PHANTOM LADY. Universal Pictures, 1944. Franchot Tone, Ella Raines, Alan Curtis, Aurora Miranda, Thomas Gomez, Fay Helm, Elisha Cook Jr. Based on the novel by Cornell Woolrich. Director: Robert Siodmak.

   [Phantom Lady, based on the novel by Cornell Woolrich] is a handsomely staged but wildly improbable tale of an architect (Curtis) who is wrongly convicted of his wife’s murder and of his Girl Friday’s attempt to track down the real murderer.

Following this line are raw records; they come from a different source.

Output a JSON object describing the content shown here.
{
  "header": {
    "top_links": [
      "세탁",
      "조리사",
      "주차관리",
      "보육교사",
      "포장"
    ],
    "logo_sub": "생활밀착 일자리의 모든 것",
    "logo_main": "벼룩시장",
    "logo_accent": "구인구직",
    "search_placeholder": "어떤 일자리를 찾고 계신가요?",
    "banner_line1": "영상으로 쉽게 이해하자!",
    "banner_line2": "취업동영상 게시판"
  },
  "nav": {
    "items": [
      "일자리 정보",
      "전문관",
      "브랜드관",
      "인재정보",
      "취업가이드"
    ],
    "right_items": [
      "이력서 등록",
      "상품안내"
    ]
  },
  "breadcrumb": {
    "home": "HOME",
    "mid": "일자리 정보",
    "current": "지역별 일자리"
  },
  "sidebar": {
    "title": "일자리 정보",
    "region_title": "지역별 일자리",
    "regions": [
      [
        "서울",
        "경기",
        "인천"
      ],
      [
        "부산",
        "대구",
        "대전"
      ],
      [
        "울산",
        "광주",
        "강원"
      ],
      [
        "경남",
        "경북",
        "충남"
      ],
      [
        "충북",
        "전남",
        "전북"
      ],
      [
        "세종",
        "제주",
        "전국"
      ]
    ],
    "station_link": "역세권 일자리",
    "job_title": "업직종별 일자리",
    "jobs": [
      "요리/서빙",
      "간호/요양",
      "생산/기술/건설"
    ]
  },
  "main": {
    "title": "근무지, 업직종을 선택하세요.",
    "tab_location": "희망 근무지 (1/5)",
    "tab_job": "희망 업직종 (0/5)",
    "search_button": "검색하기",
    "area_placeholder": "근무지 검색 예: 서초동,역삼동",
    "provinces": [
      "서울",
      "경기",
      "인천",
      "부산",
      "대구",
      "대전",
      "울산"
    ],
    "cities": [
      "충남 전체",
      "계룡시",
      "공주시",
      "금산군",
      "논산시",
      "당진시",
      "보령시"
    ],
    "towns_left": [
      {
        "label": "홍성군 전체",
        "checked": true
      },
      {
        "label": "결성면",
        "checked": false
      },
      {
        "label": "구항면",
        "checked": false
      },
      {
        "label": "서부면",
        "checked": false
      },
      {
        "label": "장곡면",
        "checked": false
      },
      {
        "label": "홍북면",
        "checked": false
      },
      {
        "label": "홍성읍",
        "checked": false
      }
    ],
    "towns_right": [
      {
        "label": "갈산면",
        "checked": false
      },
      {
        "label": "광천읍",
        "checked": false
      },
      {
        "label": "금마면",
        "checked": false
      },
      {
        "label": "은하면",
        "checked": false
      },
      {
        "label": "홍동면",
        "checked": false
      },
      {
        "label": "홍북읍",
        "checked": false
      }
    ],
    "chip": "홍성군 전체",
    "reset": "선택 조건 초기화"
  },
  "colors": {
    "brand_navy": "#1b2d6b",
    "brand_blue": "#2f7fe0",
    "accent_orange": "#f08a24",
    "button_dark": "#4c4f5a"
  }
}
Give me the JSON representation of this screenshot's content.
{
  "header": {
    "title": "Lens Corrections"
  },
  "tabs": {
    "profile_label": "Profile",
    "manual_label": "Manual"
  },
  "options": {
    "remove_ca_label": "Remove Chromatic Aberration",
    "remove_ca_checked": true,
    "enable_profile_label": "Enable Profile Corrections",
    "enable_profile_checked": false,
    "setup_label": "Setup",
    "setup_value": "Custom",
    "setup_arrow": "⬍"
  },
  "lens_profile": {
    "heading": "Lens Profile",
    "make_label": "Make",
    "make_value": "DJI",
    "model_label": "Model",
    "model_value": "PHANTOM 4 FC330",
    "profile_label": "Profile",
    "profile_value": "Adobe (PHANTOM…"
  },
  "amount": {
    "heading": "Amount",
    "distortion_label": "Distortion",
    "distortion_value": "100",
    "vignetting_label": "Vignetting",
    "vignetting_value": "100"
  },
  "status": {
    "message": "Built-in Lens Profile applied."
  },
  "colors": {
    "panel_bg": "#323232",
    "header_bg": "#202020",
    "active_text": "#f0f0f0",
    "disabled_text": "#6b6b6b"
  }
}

   Curtis is, as usual, bland, and G .F. Raines overacts (something of a feat for someone with very modest acting talents), but Tone has some good scenes as a charmer with a flaw and Elisha Cook’s murder is well-staged. At its best, Woolrich’s world in which shadows seem to pulsate with threats and menace is splendidly captured in this uneven film with its uneasy blend of glibness and implicit peril. Woolrich can’t be beat for texture and atmosphere, and Siodmak and his team have managed to get some of that on film.

— Reprinted from The MYSTERY FANcier, Vol. 6, No. 4, July-August 1982.